An Open Letter to Google
There’s a problem with your local search rankings, and it’s time to make a change. As the Director of Inbound Marketing for an agency that represents service-based companies, I’ve learned quickly that the only way for these businesses to rank locally is for them to open physical locations closest to their prime service area. They’re forced to game your system when you, Google, have all the resources you need to rank them appropriately.
On behalf of all of our clients, I have one question for you: Why, if all service calls are completed off-site, should their physical location matter?
According to how you determine local ranking, it does matter. And based on my research, it really matters.
Important to note: I agree that distance matters for location-based businesses. But, with such an important vertical, why are service-based companies measured the same way? It’s not like you don’t know which category we fall under. We’re required to choose one or the other.
You also offer the option to include a service area, which means you understand the relevance of that information.
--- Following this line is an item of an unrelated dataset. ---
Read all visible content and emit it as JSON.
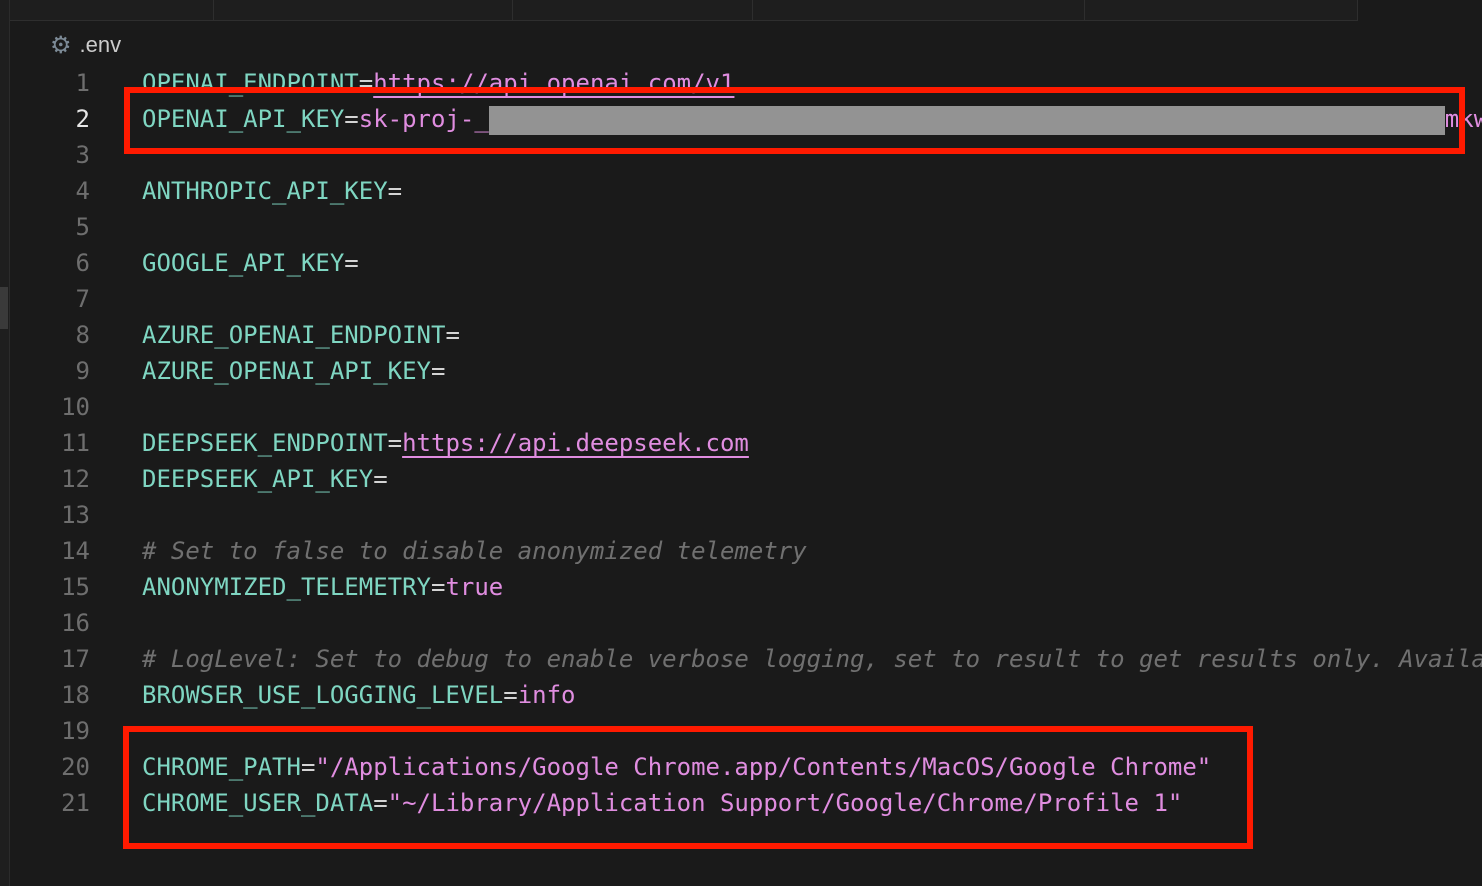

And finally, you have enough information to base results on individual search behavior and preferences, which you say you may use to determine the best result for each user.
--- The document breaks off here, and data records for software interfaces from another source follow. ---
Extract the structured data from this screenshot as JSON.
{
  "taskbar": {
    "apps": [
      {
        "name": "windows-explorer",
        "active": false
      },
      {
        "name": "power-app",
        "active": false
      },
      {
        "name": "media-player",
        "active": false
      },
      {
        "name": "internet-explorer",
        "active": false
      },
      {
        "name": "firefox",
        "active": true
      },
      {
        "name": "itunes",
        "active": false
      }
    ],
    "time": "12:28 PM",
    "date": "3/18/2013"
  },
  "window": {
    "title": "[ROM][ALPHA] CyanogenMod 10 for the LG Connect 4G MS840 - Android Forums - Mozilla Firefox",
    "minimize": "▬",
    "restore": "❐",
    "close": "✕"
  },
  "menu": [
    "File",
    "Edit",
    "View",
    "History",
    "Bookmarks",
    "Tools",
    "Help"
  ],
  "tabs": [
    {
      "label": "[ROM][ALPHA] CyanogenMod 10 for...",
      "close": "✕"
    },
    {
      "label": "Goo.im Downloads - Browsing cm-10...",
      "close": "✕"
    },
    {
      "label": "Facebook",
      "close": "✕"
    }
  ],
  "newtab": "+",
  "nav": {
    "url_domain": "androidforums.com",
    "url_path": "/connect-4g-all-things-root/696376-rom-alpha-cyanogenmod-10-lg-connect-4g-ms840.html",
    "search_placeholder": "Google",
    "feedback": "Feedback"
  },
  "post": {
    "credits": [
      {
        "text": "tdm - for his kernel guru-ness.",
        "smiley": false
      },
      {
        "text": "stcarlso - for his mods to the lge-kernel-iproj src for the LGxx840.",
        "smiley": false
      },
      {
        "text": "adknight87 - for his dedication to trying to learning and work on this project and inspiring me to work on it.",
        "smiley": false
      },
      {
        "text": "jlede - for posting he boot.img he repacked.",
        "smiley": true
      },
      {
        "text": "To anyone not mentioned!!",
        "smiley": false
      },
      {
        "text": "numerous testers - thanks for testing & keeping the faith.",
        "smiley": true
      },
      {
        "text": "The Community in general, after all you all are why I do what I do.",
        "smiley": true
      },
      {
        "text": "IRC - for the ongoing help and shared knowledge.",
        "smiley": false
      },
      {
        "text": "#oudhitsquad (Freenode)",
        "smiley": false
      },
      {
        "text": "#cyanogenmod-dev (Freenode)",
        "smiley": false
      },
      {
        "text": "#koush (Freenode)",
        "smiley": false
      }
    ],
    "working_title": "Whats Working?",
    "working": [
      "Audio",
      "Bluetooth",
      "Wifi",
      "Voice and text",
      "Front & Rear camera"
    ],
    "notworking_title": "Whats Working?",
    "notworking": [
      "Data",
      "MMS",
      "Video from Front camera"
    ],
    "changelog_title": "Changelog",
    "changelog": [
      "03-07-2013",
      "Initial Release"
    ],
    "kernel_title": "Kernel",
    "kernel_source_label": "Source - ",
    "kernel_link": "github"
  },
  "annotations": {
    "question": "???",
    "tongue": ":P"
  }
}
So why, then, is location still the most important ranking factor for service businesses in local search? And why am I seeing companies who clearly didn’t correctly optimize their Google My Business listing showing up in the top results?
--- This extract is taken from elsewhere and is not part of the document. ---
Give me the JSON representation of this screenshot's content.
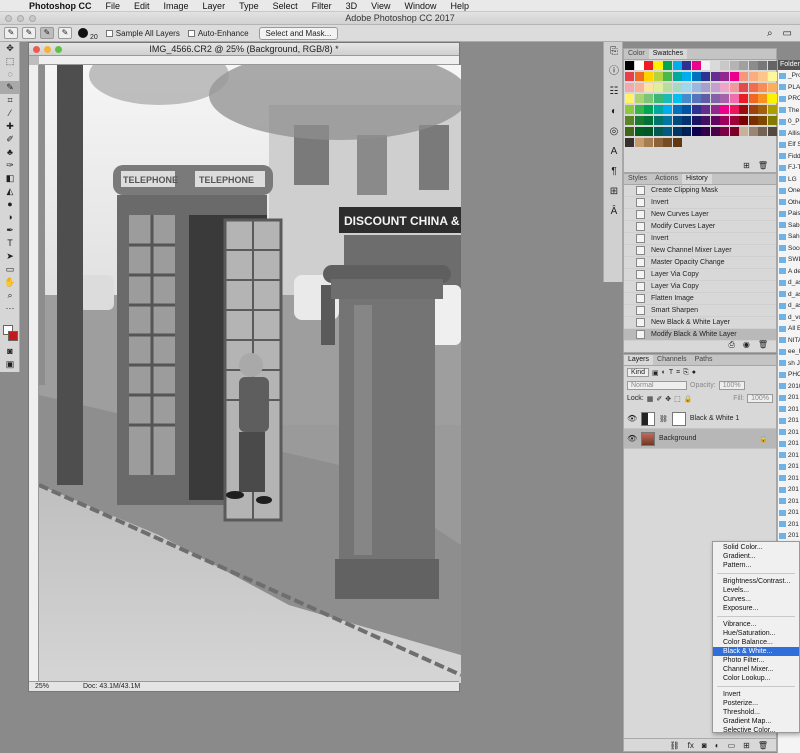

If any of these businesses had completed their listing correctly, none of them would be showing directions to their location.
In all other respects, content and listing optimization dramatically impacts a business’s ranking. Using Google My Business properly should be just as important as any other type of SEO.
You’re capable of choosing results based on preferences, reviews, and habits. You gather service area data for a reason. And you know the physical location of a service business is irrelevant. Let’s can this distance nonsense once and for all.
- Frank Andolina, Director of Inbound Marketing
P.S. We love you, Google.